And now, as we arrive at Yizkor, we are asked to draw on a similar feeling. For what is true for our visits with the living is also true for the memories of the loved ones we recall today. The tablecloths, traditions, melodies and memories of these holidays are being packed up. What is Yizkor if not the opportunity to linger for a time with the memories of our dearly beloved? Mothers and fathers, brothers and sisters, sons and daughters, husbands and wives – they are always in our thoughts. Their yahrzeits are annual reminders of the gaping loss left by their death. But today at Yizkor, especially on this day of Shemini Atzeret, we are asked to breathe in the memory of their lives, to dwell, as it were, in the sweet shadow of their abiding presence, and to reflect and appreciate how we continue to be shaped by the example they left. A quiet word of advice that continues to guide us. A commitment to a cause that we have now made one of our own priorities. An innocence of spirit or courage of heart that they were able to maintain, to which we will ever continue to aspire. Are there tears at Yizkor? Of course there are. But Yizkor is also a precious gift. It does not last forever. We savor this time to drink from the cup of memory, knowing that only too soon, we will, like the children in Rashi’s parable, be on our way once again.

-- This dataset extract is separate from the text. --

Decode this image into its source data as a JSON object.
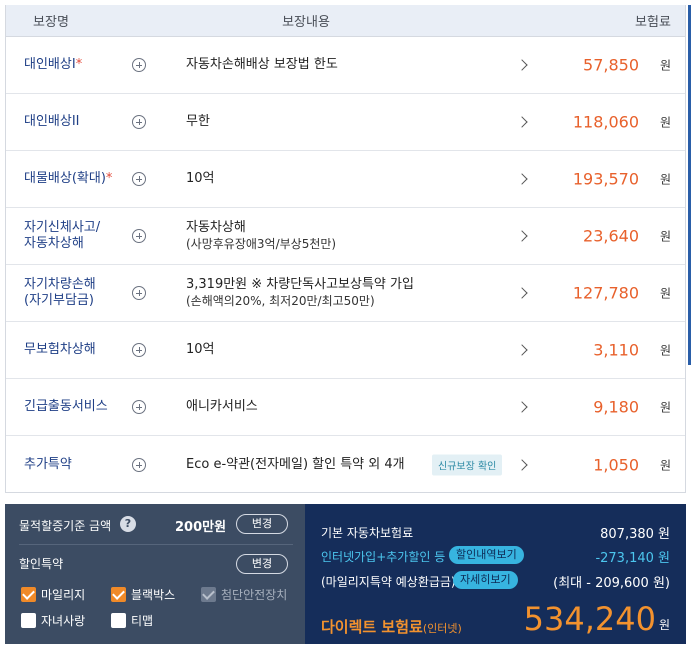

A final thought. Shemini Atzeret teaches us that as strong as our yearning for God may be, equally strong if not stronger is God’s yearning for us. By extension, this moment of Yizkor similarly calls on us to draw close to the memory of our loved ones – jealous of every second – even in the awareness that it is fleeting. But maybe, perhaps, there exists a third quiet message of our Shemini Atzeret parable. God is still God and we are still God’s children, but the feast refers not only to the festive season now passed, but to the passing season of our own mortality. What is life if not an invitation from the divine to enjoy the fruits of this world while we may? Psalm 27, the psalm of the season, expresses that each one of us seeks God’s nearness, wanting nothing more than to be taken into God’s dwelling. Our stay there, we know, will not be forever. As in the case of those we remember now, every life has its limits. God knows this better than anyone, and is likewise jealous for every moment we can be brought close to our Creator’s presence. So we hear God’s voice imploring us to draw near, to live as long as we can, as honorably as we can, as closely as we can, to the divine image in which we were created. Some day, one day, we will have to leave, and God will have to let go. But until that time, we can grab hold of the memories of our loved ones and to the opportunity of our existence, and in doing so be assured that in the generations to come, it will be memories of each one of us that will be worthy to reside in the hearts and souls of those who will follow.